The VAR appeared because economists became convinced that structural macroeconometric models are subject to the Lucas Critique, which says that as monetary policy attempts to manipulate demand, people will adjust their expectations. My reaction to this is

(a) the Lucas critique is a minor theoretical curiosity. There are much worse problems with macroeconometrics in practice.

(b) How the heck does running a VAR exempt you from the Lucas Critique? A VAR is no less subject to breakdown than is a structural model.

The macroeconometric project that I first worked with is doomed to fail. Implicitly, you are trying to make 1988 Q1 identical to 2006 Q3 except for the one causal factor with which you are concerned. This cannot be done. There is too much Manzian causal density.

The VAR just takes this doomed macroeconometric project and cavalierly ignores details. It is not an improvement over the macroeconometrics that I learned in the 1970s. On the contrary, it is inferior. And if the big names in modern macro all use it, that does not say that there is something right about VAR. It says that there is something wrong with all the big names in modern macro. On this point, Robert Solow and I still agree.

3 thoughts on “The Case Against VARs

  1. I use VARs to project loss severity and frequency for insurance exposure. Mostly it they me some kind of covariance to work with, and I have found that they are usually more skillful than someone just arm waving a selected value (which is what is usually done). There are exogenous factors that the models cannot possibly know about, so I try to do my best to adjust the data before the model is fit, that and, dummy variables help.

    Anyway, I have no idea how broad your dislike of the method is, but I was curious if there was any instance where you thought they might be appropriate, or at least better than nothing?

  2. I can invent a term. Vector auto entropy. Replace time with probability of occurance. Replace regression with entropy. Works pretty well and is nothing but structural.

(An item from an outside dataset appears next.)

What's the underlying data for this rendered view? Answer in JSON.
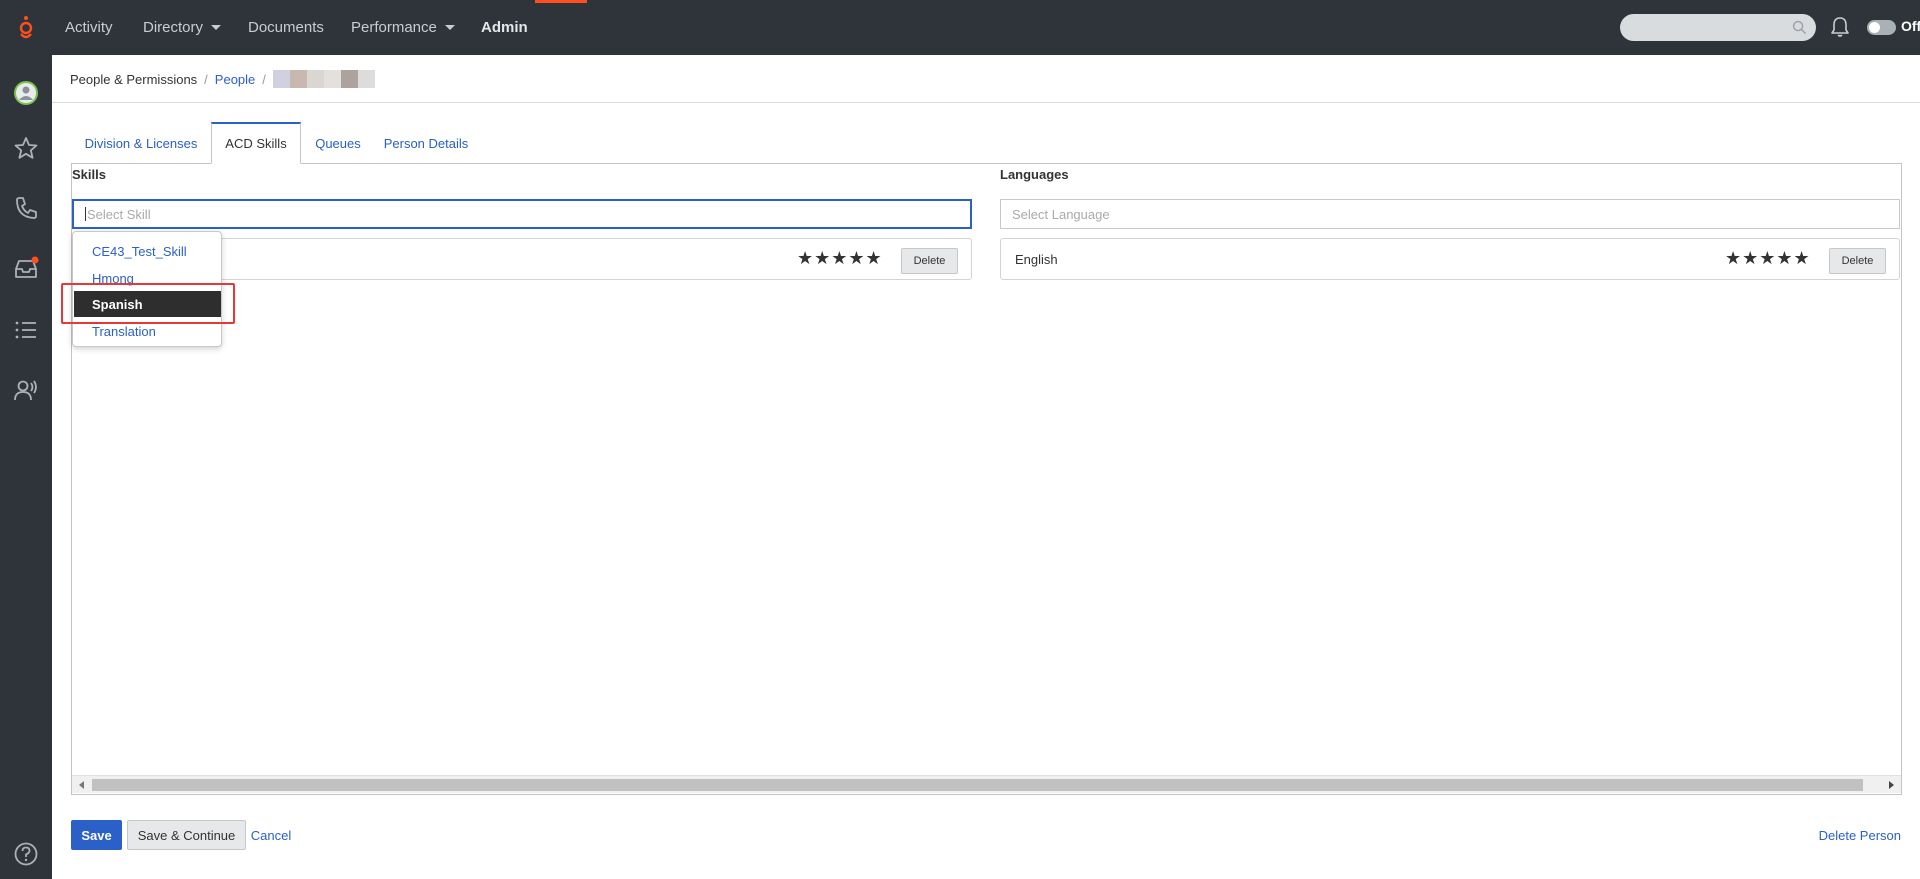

  3. A lot of academics have the strange idea that making regressions more complex can eliminate the problem with regressions. Some of the problems can be mitigated (some problematic assumptions, distributional issues, auto-correlation, etc) but it’s always good to remind everyone that the basic nature of the process (non-experimental data with massive quantities of unknown or latent influences) can’t be mathematized-away. Any thoughts on simulation/agent-based modeling as a substitute? Particularly where grounded in observed data.